11 June 2011

Seen on the Subway

  
The Visible World by Mark Slouka

The Reader: A rather petite twenty-something blond woman wearing a very tasteful and fashionable combination of white blouse, black skirt, shiney gold flats, and a bright purple leather purse. She was close enough to me on the crowded train, and I am probably a foot taller than her so I could see that she had beige pumps in her Sephora carrier bag.

The Book: "...an evocative, powerfully romantic novel about a son's attempt to understand his mother's past, a search that leads him to a tragic love affair and the heroic story of the assassination of a high-ranking Nazi by the Czech resistance."

The Verdict: This book sounds good to me. But unless someone tells me it is good and I should read it, I don't think I will make the effort to get my hands on a copy of it. I mean The Glass Room was such a great Nazi-occupation novel, this one would have to be pretty amazing to not be disappointing.

Aunt Julia and the Scriptwriter by Mario Vargas Llosa

The Reader: Slightly pudgy thirty-something guy wearing Dockers and what appeared to be fancy brown bowling shoes. (You know, the goofy looking American kind.) Funny thing about him is that I caught him trying to see the title of my book. I rather nonchalantly made it easy for him to see the cover of my Heart of Darkness.

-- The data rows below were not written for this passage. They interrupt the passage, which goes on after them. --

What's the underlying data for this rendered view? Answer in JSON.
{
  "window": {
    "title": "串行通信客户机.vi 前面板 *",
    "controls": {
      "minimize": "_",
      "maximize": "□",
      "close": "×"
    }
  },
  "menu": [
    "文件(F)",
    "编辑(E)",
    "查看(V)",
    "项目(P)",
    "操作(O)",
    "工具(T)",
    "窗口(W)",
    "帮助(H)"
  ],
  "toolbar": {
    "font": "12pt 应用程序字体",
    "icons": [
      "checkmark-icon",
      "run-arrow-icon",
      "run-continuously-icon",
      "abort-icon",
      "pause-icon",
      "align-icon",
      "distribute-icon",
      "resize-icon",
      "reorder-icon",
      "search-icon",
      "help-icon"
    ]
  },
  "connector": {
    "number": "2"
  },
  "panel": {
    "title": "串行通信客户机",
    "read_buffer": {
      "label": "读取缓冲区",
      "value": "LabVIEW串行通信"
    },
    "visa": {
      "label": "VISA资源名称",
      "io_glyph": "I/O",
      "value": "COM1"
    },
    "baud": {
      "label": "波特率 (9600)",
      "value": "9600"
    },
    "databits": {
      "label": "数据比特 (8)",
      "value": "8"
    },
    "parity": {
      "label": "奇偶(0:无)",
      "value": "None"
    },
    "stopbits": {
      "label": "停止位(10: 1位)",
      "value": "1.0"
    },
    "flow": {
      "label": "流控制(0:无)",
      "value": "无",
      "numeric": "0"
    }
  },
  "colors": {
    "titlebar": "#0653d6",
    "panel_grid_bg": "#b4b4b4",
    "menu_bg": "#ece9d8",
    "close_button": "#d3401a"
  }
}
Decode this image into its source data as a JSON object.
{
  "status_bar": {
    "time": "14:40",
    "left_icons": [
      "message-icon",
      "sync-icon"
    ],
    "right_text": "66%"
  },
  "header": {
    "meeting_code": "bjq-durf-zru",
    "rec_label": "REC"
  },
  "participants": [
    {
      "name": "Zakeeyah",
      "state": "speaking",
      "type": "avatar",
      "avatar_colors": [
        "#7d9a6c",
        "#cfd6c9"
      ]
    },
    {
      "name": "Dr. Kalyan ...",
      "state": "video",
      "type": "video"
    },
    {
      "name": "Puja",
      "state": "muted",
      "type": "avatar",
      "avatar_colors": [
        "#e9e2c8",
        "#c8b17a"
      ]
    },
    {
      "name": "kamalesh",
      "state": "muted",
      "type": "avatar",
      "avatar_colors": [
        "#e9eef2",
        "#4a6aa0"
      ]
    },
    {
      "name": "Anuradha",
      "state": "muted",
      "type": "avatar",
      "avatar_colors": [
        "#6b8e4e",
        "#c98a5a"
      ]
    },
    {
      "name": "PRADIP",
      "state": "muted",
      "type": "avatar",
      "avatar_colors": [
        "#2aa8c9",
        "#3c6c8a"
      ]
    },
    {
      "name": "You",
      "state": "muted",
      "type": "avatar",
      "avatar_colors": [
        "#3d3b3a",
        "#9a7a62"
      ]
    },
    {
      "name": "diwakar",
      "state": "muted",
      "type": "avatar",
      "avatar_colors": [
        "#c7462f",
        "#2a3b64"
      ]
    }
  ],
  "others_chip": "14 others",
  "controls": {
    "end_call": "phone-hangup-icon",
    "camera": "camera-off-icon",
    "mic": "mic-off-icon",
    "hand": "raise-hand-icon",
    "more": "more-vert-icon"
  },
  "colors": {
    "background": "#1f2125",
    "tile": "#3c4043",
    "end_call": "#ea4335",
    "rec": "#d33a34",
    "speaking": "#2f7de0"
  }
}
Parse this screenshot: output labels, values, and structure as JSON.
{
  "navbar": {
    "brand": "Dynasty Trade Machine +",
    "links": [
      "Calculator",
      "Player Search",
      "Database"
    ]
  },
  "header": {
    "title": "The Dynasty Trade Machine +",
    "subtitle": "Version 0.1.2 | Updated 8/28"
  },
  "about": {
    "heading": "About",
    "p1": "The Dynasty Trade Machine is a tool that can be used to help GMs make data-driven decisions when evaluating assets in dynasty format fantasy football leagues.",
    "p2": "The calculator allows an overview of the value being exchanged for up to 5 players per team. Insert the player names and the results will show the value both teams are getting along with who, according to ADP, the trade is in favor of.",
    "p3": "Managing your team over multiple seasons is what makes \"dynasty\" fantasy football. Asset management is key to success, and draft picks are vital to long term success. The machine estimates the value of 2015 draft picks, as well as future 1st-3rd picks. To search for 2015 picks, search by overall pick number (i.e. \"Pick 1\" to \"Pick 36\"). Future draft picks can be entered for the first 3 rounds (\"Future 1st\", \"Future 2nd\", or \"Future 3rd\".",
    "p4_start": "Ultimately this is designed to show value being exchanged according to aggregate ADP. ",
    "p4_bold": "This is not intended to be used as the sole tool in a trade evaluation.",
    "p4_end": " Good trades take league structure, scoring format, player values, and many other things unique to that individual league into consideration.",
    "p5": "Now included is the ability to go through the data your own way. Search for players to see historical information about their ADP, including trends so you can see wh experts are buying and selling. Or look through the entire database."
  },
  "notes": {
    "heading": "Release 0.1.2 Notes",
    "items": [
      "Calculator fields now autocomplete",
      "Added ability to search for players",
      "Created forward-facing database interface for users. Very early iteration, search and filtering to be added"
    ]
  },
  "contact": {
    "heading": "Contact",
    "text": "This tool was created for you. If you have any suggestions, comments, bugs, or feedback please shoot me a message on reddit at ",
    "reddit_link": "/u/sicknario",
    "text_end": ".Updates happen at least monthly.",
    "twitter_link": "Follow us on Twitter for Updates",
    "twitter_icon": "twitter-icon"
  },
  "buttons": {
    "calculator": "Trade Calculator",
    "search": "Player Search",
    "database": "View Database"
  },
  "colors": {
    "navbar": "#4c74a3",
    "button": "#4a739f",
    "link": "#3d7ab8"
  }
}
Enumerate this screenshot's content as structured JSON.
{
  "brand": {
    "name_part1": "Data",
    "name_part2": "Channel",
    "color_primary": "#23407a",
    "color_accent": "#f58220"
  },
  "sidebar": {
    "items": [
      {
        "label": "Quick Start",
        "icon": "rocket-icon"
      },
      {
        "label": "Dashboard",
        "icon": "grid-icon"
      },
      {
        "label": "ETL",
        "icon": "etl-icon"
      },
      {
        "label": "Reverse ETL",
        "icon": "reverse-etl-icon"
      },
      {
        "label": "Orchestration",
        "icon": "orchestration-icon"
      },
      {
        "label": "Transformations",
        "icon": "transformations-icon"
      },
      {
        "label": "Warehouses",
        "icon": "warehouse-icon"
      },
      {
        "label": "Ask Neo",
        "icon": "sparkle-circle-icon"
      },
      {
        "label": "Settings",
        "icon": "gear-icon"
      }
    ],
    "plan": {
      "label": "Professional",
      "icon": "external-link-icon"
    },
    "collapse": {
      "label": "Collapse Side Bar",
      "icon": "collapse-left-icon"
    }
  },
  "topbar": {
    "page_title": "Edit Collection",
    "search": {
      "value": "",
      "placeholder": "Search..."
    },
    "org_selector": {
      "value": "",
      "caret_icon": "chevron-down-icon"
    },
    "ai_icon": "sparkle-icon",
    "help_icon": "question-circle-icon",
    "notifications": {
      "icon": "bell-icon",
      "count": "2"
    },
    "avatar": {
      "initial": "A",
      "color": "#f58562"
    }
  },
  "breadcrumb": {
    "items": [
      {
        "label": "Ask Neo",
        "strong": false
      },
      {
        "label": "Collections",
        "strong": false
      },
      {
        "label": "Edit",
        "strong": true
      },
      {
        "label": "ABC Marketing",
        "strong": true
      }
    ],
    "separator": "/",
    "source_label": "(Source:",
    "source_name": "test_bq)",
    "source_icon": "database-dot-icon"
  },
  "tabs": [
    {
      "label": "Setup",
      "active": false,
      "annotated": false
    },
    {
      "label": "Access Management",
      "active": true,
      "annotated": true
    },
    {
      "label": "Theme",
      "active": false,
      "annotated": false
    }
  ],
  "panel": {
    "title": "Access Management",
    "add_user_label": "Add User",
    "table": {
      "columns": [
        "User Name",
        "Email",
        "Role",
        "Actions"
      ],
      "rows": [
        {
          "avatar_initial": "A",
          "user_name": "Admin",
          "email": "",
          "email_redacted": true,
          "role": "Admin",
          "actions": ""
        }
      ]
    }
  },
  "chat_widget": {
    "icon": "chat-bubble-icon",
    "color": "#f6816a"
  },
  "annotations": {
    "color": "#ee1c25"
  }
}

The Book: An autobiographical novel about an 18-year old student who falls in love with a 32-year old divorcee while working at a radio station that produces a half dozen soap operas a day and buys scripts by weight from writers in Cuba. Set in 1950s Peru.

The Verdict: I am on the fence on this one. Reading a book set in Peru and one about a young scriptwriter kind of pique my interest, but the satirical look at soap operas, not so much.

The Help by Kathryn Sprockett ( x 2!)

The Readers: At the bus stop this morning there was a woman reading a hardcover edition of this novel. Since it is a bestseller, and now a movie, I wasn't going to write about it. But then after we both got on the bus, another reader got on with a paperback edition. One woman was white, the other African-American. Given the plot I thought that was kind of interesting. I would like to get them together and hear what they have to say about it.

The Book: I don't really need to explain this one do I?

The Verdict: I tend to not like reading novels that have considerable amounts of any kind of dialect. Not a hard and fast rule, but when I picked this one up last year I wasn't in the mood for it. I don't think I will read it.
 

5 comments:

  1. This is such a great meme! It is a meme isn't it? I'm a bit vague when it comes to these terms. I have to say that The Help took me by surprise. It ended up being one of our most stimulating book club discussions last year.

    ReplyDelete
  2. My ex loved Latin American literature and Llosa was one of his favorites. Perhaps for this reason, I haven't read him, but I trust my ex's taste.

    Oh, and a small correction, it's Kathryn Stockett. (Rather embarrassingly, the code at her own site [and therefore the Google citation] mis-spells here first name as "Katheryn Stockett".) This book has astonishing staying power. Even now we can't put a copy out at the bookstore without having it sell within a few hours.

    ReplyDelete
  3. The people watcher in me just loves this feature of your Thomas. I can envision each person you described...LOL

    ReplyDelete
  4. Nice of you to let that guy see what you were reading!
    My oldest daughter (in Manhattan for the summer) just informed me that The Help will be her next 'subway book'. She refused my hardcover though, claiming it's too bulky. I think she's just looking for an excuse to go to Strand books again ;-)

    ReplyDelete
  5. Luvvie: It is a regular feature here on My Porch but I think to be a meme it needs to be promoted as something for other bloggers to continue the thread on their own blogs.

    Steve: I care so little about The Help that I am not sure I have the energy to correct the post. Just adds character right?

    Diane: The more into my own reading I am, the harder it is to look around.

    JoAnn: I almost never take hardcovers on the Metro. And if you lived in Manhattan I am sure you would be looking for reasons to go to the Strand as well.

    ReplyDelete

Note: Only a member of this blog may post a comment.